Result Although demonetization is not a big disaster like the global crisis of 2007, it still acted as a liquidity shock across the nation, disrupting the entire economy.
According to RBI's annual report, as much as 98.96 per cent of banned currency has returned to central bank, only a piffling amount of Rs.16,000crore didn't come back.
The purpose reducing counterfeit currency does not seem to be served as well. In 2015, the amount of total detected counterfeit currency in circulation by National Investigating Agency was Rs.400crore, while the total value of the fake money that has come to the bank is Rs.41 crore, which is nowhere near the former amount.
Ray of Hope
Dilemma and Discord
|No. of transactions (million)||671.49||957.50||862.38|
|In value terms (Lakh Crore)||94||149||107|
That means, the use of cash diminished initially, but has been steadily increasing with waning effect of note shortage.
Conclusion Experts say, there is a little impact of demonetisation on black economy, since only 1 per cent of black wealth is kept as cash. The process of demonetisation was carried out without preparation and caused big loses to the informal sectors.
All in all, it affected most ominously to those who never possessed any black money. The beneficial spin-offs ofdemonetization could have been achieved by other and less-self-defeating ways.
Though, India has achieved significant gains in various field, especially after liberalization, the prosperity of our country is still shackled in the chains of corruption, illicit activities, tax evasion, opaqueness and inefficiency of administration etc.
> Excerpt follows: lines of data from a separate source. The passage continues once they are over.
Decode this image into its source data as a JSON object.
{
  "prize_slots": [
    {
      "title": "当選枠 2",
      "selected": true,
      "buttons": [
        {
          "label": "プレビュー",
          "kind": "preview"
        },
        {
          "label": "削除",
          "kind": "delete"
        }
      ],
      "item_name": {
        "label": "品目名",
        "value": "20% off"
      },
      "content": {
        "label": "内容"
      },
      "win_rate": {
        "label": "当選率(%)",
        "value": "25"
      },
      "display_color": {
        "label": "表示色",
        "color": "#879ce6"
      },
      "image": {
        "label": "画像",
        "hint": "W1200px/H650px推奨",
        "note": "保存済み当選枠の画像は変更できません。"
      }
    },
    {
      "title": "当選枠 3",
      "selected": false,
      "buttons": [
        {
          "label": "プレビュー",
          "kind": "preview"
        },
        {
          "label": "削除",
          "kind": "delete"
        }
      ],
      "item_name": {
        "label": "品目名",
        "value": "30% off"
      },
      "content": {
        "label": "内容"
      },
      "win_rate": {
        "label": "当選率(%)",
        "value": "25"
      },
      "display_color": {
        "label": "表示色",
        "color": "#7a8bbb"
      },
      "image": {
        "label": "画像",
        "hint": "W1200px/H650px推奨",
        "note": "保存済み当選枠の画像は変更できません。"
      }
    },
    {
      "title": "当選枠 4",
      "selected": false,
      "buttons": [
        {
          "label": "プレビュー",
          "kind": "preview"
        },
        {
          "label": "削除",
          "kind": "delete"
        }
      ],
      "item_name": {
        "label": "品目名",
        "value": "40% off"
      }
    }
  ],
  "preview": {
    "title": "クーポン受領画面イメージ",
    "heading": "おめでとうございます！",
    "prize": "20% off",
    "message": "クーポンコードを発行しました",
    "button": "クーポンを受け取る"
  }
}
Few people believe, to settle all these factors lagging our nation behind, once and for all, a huge disruption was needed and demonetization did just that.